# Fourier synthesis

In signal processing, Fourier synthesis is the process of creating a signal from its spectral components. This is done by summing sinusoids of different frequencies, amplitudes, and phases. The frequencies of the sinusoids are typically integer multiples of a common base frequency, and their amplitudes are typically proportional to the corresponding spectral components. The phases of the sinusoids are typically chosen so that the signal is periodic with the period of the base frequency.

Fourier synthesis can be used to create any type of signal, including audio signals, images, and other types of time-varying signals. It is a powerful tool for signal processing, and it has a wide range of applications in communications, engineering, and other fields.

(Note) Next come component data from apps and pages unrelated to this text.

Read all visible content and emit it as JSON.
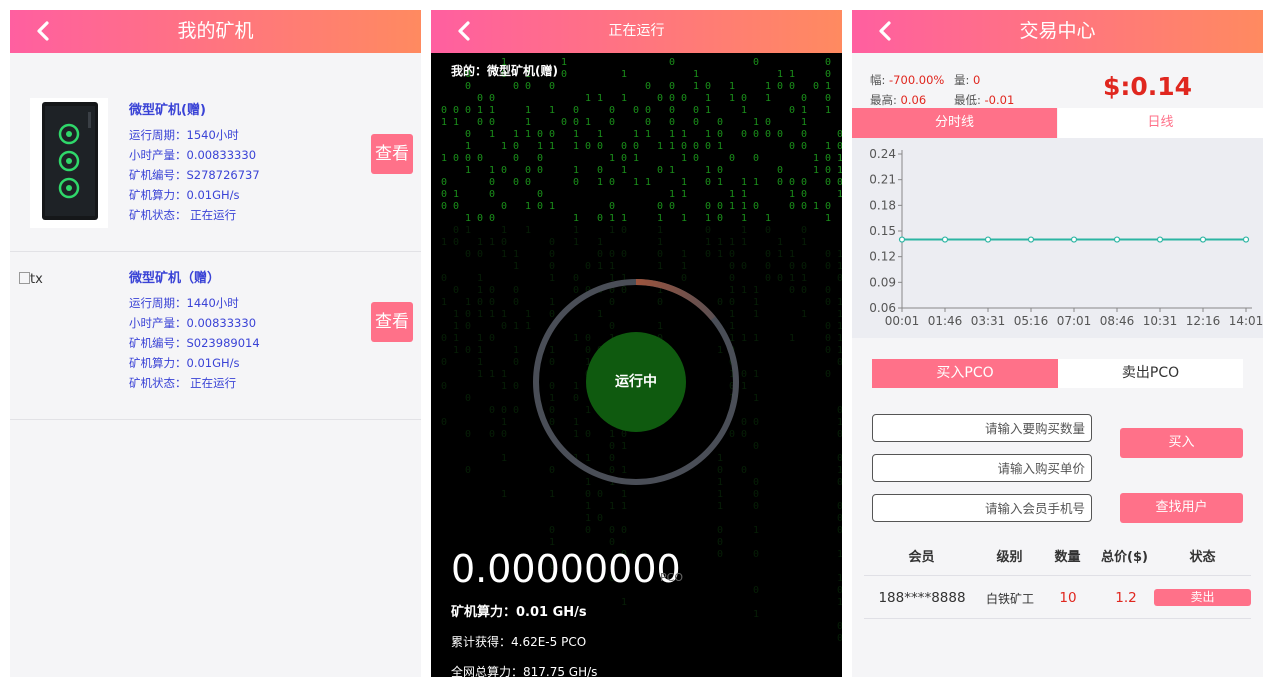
{
  "colors": {
    "header_gradient_start": "#ff5fa0",
    "header_gradient_end": "#ff8a60",
    "accent_pink": "#ff7189",
    "miner_text_blue": "#3a43d6",
    "price_red": "#e0271f",
    "matrix_green": "#1fa81f",
    "chart_line_teal": "#2bb5a3"
  },
  "my_miners": {
    "back_icon": "chevron-left-icon",
    "title": "我的矿机",
    "view_label": "查看",
    "miners": [
      {
        "name": "微型矿机(赠)",
        "cycle": "运行周期：1540小时",
        "output": "小时产量：0.00833330",
        "serial": "矿机编号：S278726737",
        "power": "矿机算力：0.01GH/s",
        "status": "矿机状态：  正在运行",
        "image_alt": ""
      },
      {
        "name": "微型矿机（赠）",
        "cycle": "运行周期：1440小时",
        "output": "小时产量：0.00833330",
        "serial": "矿机编号：S023989014",
        "power": "矿机算力：0.01GH/s",
        "status": "矿机状态：  正在运行",
        "image_alt": "tx"
      }
    ]
  },
  "running": {
    "back_icon": "chevron-left-icon",
    "title": "正在运行",
    "mine_label": "我的：微型矿机(赠)",
    "status_label": "运行中",
    "progress_fraction": 0.14,
    "amount": "0.00000000",
    "amount_unit": "PCO",
    "miner_power": "矿机算力：0.01 GH/s",
    "total_earned": "累计获得：4.62E-5 PCO",
    "network_power": "全网总算力：817.75 GH/s"
  },
  "trading": {
    "back_icon": "chevron-left-icon",
    "title": "交易中心",
    "change_label": "幅: ",
    "change_value": "-700.00%",
    "volume_label": "量: ",
    "volume_value": "0",
    "high_label": "最高: ",
    "high_value": "0.06",
    "low_label": "最低: ",
    "low_value": "-0.01",
    "price": "$:0.14",
    "period_tabs": [
      "分时线",
      "日线"
    ],
    "trade_tabs": [
      "买入PCO",
      "卖出PCO"
    ],
    "inputs": {
      "quantity_placeholder": "请输入要购买数量",
      "price_placeholder": "请输入购买单价",
      "phone_placeholder": "请输入会员手机号"
    },
    "buy_label": "买入",
    "find_user_label": "查找用户",
    "table": {
      "headers": [
        "会员",
        "级别",
        "数量",
        "总价($)",
        "状态"
      ],
      "rows": [
        {
          "member": "188****8888",
          "level": "白铁矿工",
          "qty": "10",
          "total": "1.2",
          "action": "卖出"
        }
      ]
    }
  },
  "chart_data": {
    "type": "line",
    "title": "",
    "xlabel": "",
    "ylabel": "",
    "x": [
      "00:01",
      "01:46",
      "03:31",
      "05:16",
      "07:01",
      "08:46",
      "10:31",
      "12:16",
      "14:01"
    ],
    "yticks": [
      "0.24",
      "0.21",
      "0.18",
      "0.15",
      "0.12",
      "0.09",
      "0.06"
    ],
    "ylim": [
      0.06,
      0.24
    ],
    "series": [
      {
        "values": [
          0.14,
          0.14,
          0.14,
          0.14,
          0.14,
          0.14,
          0.14,
          0.14,
          0.14
        ]
      }
    ],
    "grid": false
  }
}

#### What is Fourier analysis and synthesis?

Fourier analysis and synthesis are two related areas of mathematics that deal with the representation of functions or signals as the sum of a series of sinusoidal components. Fourier analysis is concerned with the determination of the sinusoidal components from a given function or signal, while Fourier synthesis is concerned with the generation of a function or signal from its sinusoidal components.

The Fourier series is a mathematical tool that can be used to decompose any periodic function into a sum of sinusoidal components. The Fourier transform is a related tool that can be used to decompose any arbitrary function into a sum of sinusoidal components. The Fourier series and transform are both named after French mathematician and physicist Joseph Fourier (1768-1830).

The Fourier series is generally used to analyze functions or signals that are periodic, such as the sound wave of a musical note. The Fourier transform can be used to analyze any arbitrary function, such as the electrical signal from a microphone.

The sinusoidal components of a function or signal are typically represented as complex numbers. The magnitude of each component corresponds to the amplitude of the sinusoidal wave, while the phase of each component corresponds to the phase shift of the wave.

The Fourier series and transform can be used to analyze and synthesize functions or signals in both the time and frequency domains. In the time domain, the function or signal is represented as a function of time

##### How do you do Fourier synthesis?

Fourier synthesis is the process of creating a signal from its constituent sinusoidal components. In its simplest form, Fourier synthesis can be performed by summing two sinusoidal signals with different frequencies. This process can be extended to summing an arbitrary number of sinusoidal signals, each with a different frequency, to create a more complex signal.

Fourier synthesis is a powerful tool for creating signals with a wide range of applications, from audio signals to images. In the audio domain, Fourier synthesis can be used to create signals with a wide range of frequencies, from low-frequency bass tones to high-frequency treble tones. In the image domain, Fourier synthesis can be used to create images with a wide range of spatial frequencies, from low-frequency images with large features to high-frequency images with small features.

Fourier synthesis is a fundamental tool in many disciplines, including signal processing, communications, and image processing.

What is Fourier synthesis in crystallography? Fourier synthesis is a process used in crystallography to obtain the three-dimensional structure of a molecule from its two-dimensional projection images. This process is based on the Fourier Transform, which is used to decompose a signal into its constituent frequencies. In crystallography, the projection images are obtained by taking X-ray diffraction patterns of the molecule, and the Fourier Transform is used to reconstruct the three-dimensional structure from these patterns. Why Fourier analysis is used? Fourier analysis is a powerful tool for understanding signals and systems. By decomposing a signal into its sinusoidal components, we can better understand how the signal behaves over time. This understanding can be used to design systems that process signals more effectively.